Moharram Ali, who works as sanitation worker in a village in Shrawasti district, first got to know about COVID-19 by watching television news and reading a newspaper in January 2020. He said, “Initially I thought that it was a foreign disease and that it will not come in our country, but gradually the virus started affecting people in our country as well... Even after cases started increasing in India, we thought that they would remain concentrated in big cities.”
But a letter from the district office stating that the sanitation department and its workers had to conduct awareness drives in the district and motivate people on preventive measures convinced him that the corona virus was coming closer. “It was the first time I felt like the peril was increasing and our cities and villages were equally under threat,” he said.
When migrant labourers started coming back to villages, Moharram was deployed to one of the centres set up for the labourers. His primary duty was to take care of the Centre and ensure its overall cleanliness.
To minimise risks of contamination, the labourers had to live in quarantine for 14 days before they could enter the village, as per government regulations. It was then that Moharram got really scared. He knew he was going to be on the frontline. He knew he would have to interact and be in the same vicinity with people who were at high risk of having the disease.
“I have three small children at home, and I was worried about potential risk of contamination given the nature of the virus,” he remarks. “I knew I was at risk, but I had to ensure the safety of my children.”
After assessing the situation, he decided that he would live outside his home until he had to go back to the quarantine centre. Initially, it was very difficult for him to stay away from home, but he says, “Now my habits are slowly changing, and I know this is best for my family.”
“Best for my family” means a temporary shelter outside his village – and the routine that goes along with it. Most days his routine consists only of going to the quarantine centre and then coming back to his temporary shelter. Moharram has not been to his house since March. He misses his children a lot. “Sometimes I go near my home and see my children from a distance,” he says, “but I do not allow them to come closer to me.”
He expresses gratitude for the cooperation, support, and direction he has received from the District Coordinator (SBM-G) and Vivek Awasthi of the Aga Khan Foundation. “They trained me on basic preventive practices, like the correct steps of hand washing with soap, the importance of physical distancing, management of waste,” he says. “Basic, personal protective equipment like sanitisers, masks, etc., were provided by our officials to protect us, so that we remain safe.”
As he has adjusted to the situation, his family – and particularly his children – have also become more understanding. Although he worried when he started working at the quarantine centre, he began to look at his appointment as an opportunity to do some good work for the villagers and his community – especially to make people aware of the importance of cleanliness during these times. He also feels proud of his work and the contribution he is making to society.
He credits UNICEF for organising training through a YouTube webinar on COVID-19 specifically for Shrawasti district (he attended this training because he did not have an email). In this training, the UNICEF team made him aware of all the preventive aspects of the pandemic, dos and don’ts, handwashing with soap, preparing disinfectant, and how key messages generate awareness. “The training provided by UNICEF has really helped and I am applying it in my day to day job,” Moharram says. “I know that I have a huge responsibility as a member of the district resource group towards ensuring the safety of people.
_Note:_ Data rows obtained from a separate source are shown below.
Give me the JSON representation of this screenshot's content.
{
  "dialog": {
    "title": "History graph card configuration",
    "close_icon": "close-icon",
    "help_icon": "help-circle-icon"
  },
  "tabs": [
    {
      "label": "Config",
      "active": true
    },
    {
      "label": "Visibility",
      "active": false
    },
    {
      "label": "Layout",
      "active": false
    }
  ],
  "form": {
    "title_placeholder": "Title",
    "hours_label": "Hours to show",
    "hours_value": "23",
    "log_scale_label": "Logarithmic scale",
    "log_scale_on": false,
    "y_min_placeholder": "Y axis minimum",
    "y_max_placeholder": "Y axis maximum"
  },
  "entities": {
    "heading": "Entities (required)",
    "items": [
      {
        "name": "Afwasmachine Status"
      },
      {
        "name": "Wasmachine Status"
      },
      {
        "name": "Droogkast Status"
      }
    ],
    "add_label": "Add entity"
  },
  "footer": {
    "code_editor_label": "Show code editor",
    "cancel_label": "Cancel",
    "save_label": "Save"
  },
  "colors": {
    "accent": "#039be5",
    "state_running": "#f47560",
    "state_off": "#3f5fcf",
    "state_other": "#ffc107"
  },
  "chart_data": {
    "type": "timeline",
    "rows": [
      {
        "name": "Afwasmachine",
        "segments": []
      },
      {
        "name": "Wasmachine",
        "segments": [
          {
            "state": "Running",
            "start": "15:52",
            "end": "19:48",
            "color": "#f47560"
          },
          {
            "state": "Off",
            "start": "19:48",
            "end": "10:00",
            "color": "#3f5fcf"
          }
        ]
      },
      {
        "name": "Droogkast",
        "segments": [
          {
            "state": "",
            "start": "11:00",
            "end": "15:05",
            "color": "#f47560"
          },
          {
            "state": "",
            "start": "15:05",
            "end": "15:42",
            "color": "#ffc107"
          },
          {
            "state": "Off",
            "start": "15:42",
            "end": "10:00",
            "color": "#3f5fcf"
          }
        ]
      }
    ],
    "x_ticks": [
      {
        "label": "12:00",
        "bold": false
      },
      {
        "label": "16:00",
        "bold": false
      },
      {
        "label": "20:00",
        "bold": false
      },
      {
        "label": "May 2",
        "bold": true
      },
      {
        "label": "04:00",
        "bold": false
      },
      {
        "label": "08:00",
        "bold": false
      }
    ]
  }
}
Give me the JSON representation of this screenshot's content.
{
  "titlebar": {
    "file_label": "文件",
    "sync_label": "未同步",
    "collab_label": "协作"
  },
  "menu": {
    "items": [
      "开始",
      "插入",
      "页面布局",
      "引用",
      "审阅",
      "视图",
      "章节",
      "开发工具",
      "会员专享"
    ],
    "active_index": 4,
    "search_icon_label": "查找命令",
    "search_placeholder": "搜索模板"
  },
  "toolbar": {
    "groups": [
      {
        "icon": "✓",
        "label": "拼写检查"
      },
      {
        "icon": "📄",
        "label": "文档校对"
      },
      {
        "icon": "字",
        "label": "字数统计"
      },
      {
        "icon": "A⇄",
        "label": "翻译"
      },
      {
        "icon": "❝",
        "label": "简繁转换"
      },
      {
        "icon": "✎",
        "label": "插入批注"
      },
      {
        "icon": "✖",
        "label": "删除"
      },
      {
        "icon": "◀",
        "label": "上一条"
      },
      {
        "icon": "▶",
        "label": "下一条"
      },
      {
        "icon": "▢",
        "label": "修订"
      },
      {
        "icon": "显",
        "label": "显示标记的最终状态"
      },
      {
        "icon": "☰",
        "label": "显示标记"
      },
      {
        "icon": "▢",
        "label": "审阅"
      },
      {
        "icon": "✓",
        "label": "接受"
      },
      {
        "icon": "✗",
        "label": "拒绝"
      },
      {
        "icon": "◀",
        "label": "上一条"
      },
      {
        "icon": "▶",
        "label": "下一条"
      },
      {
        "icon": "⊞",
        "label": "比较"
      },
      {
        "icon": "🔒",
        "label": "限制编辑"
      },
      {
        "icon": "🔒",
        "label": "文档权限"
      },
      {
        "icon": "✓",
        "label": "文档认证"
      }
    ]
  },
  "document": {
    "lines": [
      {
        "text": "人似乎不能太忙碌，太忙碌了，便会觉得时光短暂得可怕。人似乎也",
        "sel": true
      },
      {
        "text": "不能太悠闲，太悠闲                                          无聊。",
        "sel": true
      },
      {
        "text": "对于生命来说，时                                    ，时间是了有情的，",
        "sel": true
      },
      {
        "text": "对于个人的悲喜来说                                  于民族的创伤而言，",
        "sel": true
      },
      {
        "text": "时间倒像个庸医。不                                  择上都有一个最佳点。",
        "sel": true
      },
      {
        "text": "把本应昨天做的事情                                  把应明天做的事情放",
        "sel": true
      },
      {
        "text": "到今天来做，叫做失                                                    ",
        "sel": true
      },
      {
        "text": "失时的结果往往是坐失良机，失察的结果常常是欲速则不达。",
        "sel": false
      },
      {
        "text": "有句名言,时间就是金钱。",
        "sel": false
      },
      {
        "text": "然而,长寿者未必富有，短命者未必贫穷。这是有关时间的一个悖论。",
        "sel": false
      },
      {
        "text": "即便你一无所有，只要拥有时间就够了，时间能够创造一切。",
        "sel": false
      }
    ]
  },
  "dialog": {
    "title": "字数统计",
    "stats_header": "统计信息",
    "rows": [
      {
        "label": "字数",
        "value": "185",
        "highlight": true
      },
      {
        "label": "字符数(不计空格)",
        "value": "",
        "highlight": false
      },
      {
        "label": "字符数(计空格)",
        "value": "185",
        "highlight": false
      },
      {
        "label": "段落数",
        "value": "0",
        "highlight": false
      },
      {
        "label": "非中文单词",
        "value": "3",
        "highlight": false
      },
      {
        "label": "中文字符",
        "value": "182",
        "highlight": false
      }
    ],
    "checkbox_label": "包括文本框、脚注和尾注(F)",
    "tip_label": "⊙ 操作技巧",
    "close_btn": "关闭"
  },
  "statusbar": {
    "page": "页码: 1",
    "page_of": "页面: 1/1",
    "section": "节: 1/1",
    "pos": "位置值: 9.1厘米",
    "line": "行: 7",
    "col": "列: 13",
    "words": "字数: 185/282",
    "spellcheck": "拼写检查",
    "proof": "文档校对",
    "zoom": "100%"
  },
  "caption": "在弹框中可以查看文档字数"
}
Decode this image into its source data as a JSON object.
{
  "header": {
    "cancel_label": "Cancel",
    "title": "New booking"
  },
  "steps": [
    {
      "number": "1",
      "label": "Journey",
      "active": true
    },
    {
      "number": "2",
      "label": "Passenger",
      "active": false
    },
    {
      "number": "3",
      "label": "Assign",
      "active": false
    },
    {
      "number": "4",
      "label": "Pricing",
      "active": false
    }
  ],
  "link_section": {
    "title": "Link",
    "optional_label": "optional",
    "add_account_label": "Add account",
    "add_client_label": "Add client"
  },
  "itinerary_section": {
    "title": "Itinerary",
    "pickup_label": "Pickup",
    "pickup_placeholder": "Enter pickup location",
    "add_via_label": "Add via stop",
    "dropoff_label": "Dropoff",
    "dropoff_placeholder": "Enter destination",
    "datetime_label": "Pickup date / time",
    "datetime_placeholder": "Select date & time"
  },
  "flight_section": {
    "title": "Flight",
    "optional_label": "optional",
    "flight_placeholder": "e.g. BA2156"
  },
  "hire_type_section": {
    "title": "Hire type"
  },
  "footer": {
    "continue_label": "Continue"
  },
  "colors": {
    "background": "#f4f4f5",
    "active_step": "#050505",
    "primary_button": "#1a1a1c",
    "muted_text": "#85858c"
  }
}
I do my work with full commitment and will keep doing it.”
That full commitment is self-evident. All the migrant labourers who stay in the quarantine centre managed by Moharram Ali now know the six steps of handwashing. He still regularly demonstrates handwashing and asks the labourers to wash their hands at regular intervals.
He has a message for those who are struggling with COVID-19. “Get up and fight. With patience, we will win this battle,” he says. “We can win the war against COVID-19 by adopting cleanliness and following physical distancing. As a responsible citizen and responsible employee of my country, I am fighting for our country, our districts, our families – and I will continue to fight.”
He hopes that, soon, all of this will end and that things will go back to normal. Most importantly, he would like to be able to go home.